Collection entries:
┌────────

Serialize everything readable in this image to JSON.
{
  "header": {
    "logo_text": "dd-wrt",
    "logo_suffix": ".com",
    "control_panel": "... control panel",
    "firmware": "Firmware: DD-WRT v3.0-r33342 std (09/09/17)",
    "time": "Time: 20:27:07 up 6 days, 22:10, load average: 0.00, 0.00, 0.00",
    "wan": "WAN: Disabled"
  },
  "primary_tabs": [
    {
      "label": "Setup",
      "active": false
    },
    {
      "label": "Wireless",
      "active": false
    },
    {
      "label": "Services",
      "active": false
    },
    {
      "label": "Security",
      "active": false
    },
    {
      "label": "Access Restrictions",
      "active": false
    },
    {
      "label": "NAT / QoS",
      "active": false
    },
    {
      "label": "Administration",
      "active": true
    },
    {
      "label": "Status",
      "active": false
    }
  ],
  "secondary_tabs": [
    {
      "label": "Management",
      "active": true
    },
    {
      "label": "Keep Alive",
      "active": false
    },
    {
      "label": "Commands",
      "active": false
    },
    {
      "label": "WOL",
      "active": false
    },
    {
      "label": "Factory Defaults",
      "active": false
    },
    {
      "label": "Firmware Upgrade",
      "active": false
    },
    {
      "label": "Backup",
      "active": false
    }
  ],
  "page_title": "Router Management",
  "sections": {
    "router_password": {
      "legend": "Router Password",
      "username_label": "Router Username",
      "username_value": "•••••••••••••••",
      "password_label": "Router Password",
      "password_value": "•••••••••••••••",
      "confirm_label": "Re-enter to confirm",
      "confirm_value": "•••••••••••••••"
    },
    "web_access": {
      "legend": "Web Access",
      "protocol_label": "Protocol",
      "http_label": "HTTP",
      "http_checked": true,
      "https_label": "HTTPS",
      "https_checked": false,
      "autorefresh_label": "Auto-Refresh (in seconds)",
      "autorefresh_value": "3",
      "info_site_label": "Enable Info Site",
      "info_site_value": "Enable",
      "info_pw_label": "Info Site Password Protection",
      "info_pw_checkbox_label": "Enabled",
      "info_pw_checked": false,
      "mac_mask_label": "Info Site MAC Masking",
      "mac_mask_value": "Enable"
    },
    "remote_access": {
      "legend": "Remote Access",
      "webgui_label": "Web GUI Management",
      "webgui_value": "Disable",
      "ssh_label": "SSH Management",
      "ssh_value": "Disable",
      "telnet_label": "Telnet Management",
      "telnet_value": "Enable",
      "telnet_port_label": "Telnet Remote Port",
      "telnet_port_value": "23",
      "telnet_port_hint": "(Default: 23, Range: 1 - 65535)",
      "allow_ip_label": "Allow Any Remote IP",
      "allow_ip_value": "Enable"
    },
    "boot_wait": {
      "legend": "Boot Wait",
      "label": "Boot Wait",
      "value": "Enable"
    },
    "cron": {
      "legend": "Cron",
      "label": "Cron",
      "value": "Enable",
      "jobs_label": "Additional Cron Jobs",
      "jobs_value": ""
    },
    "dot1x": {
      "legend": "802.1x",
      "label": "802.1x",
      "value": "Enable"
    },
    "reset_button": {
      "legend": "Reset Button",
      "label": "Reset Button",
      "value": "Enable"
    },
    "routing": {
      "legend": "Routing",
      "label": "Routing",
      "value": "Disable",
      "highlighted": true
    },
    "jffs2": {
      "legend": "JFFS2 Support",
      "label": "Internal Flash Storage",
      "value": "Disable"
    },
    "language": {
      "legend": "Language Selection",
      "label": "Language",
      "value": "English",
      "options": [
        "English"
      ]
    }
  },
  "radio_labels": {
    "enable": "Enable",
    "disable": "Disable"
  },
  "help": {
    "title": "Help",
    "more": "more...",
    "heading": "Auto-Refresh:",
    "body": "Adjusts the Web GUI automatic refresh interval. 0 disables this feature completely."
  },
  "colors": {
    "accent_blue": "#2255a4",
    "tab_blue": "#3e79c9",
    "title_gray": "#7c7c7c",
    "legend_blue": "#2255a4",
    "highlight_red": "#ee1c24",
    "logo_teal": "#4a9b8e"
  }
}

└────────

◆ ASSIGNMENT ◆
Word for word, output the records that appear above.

◆ RESULT OF THE TASK ◆
Serialize everything readable in this image to JSON.
{
  "header": {
    "logo_text": "dd-wrt",
    "logo_suffix": ".com",
    "control_panel": "... control panel",
    "firmware": "Firmware: DD-WRT v3.0-r33342 std (09/09/17)",
    "time": "Time: 20:27:07 up 6 days, 22:10, load average: 0.00, 0.00, 0.00",
    "wan": "WAN: Disabled"
  },
  "primary_tabs": [
    {
      "label": "Setup",
      "active": false
    },
    {
      "label": "Wireless",
      "active": false
    },
    {
      "label": "Services",
      "active": false
    },
    {
      "label": "Security",
      "active": false
    },
    {
      "label": "Access Restrictions",
      "active": false
    },
    {
      "label": "NAT / QoS",
      "active": false
    },
    {
      "label": "Administration",
      "active": true
    },
    {
      "label": "Status",
      "active": false
    }
  ],
  "secondary_tabs": [
    {
      "label": "Management",
      "active": true
    },
    {
      "label": "Keep Alive",
      "active": false
    },
    {
      "label": "Commands",
      "active": false
    },
    {
      "label": "WOL",
      "active": false
    },
    {
      "label": "Factory Defaults",
      "active": false
    },
    {
      "label": "Firmware Upgrade",
      "active": false
    },
    {
      "label": "Backup",
      "active": false
    }
  ],
  "page_title": "Router Management",
  "sections": {
    "router_password": {
      "legend": "Router Password",
      "username_label": "Router Username",
      "username_value": "•••••••••••••••",
      "password_label": "Router Password",
      "password_value": "•••••••••••••••",
      "confirm_label": "Re-enter to confirm",
      "confirm_value": "•••••••••••••••"
    },
    "web_access": {
      "legend": "Web Access",
      "protocol_label": "Protocol",
      "http_label": "HTTP",
      "http_checked": true,
      "https_label": "HTTPS",
      "https_checked": false,
      "autorefresh_label": "Auto-Refresh (in seconds)",
      "autorefresh_value": "3",
      "info_site_label": "Enable Info Site",
      "info_site_value": "Enable",
      "info_pw_label": "Info Site Password Protection",
      "info_pw_checkbox_label": "Enabled",
      "info_pw_checked": false,
      "mac_mask_label": "Info Site MAC Masking",
      "mac_mask_value": "Enable"
    },
    "remote_access": {
      "legend": "Remote Access",
      "webgui_label": "Web GUI Management",
      "webgui_value": "Disable",
      "ssh_label": "SSH Management",
      "ssh_value": "Disable",
      "telnet_label": "Telnet Management",
      "telnet_value": "Enable",
      "telnet_port_label": "Telnet Remote Port",
      "telnet_port_value": "23",
      "telnet_port_hint": "(Default: 23, Range: 1 - 65535)",
      "allow_ip_label": "Allow Any Remote IP",
      "allow_ip_value": "Enable"
    },
    "boot_wait": {
      "legend": "Boot Wait",
      "label": "Boot Wait",
      "value": "Enable"
    },
    "cron": {
      "legend": "Cron",
      "label": "Cron",
      "value": "Enable",
      "jobs_label": "Additional Cron Jobs",
      "jobs_value": ""
    },
    "dot1x": {
      "legend": "802.1x",
      "label": "802.1x",
      "value": "Enable"
    },
    "reset_button": {
      "legend": "Reset Button",
      "label": "Reset Button",
      "value": "Enable"
    },
    "routing": {
      "legend": "Routing",
      "label": "Routing",
      "value": "Disable",
      "highlighted": true
    },
    "jffs2": {
      "legend": "JFFS2 Support",
      "label": "Internal Flash Storage",
      "value": "Disable"
    },
    "language": {
      "legend": "Language Selection",
      "label": "Language",
      "value": "English",
      "options": [
        "English"
      ]
    }
  },
  "radio_labels": {
    "enable": "Enable",
    "disable": "Disable"
  },
  "help": {
    "title": "Help",
    "more": "more...",
    "heading": "Auto-Refresh:",
    "body": "Adjusts the Web GUI automatic refresh interval. 0 disables this feature completely."
  },
  "colors": {
    "accent_blue": "#2255a4",
    "tab_blue": "#3e79c9",
    "title_gray": "#7c7c7c",
    "legend_blue": "#2255a4",
    "highlight_red": "#ee1c24",
    "logo_teal": "#4a9b8e"
  }
}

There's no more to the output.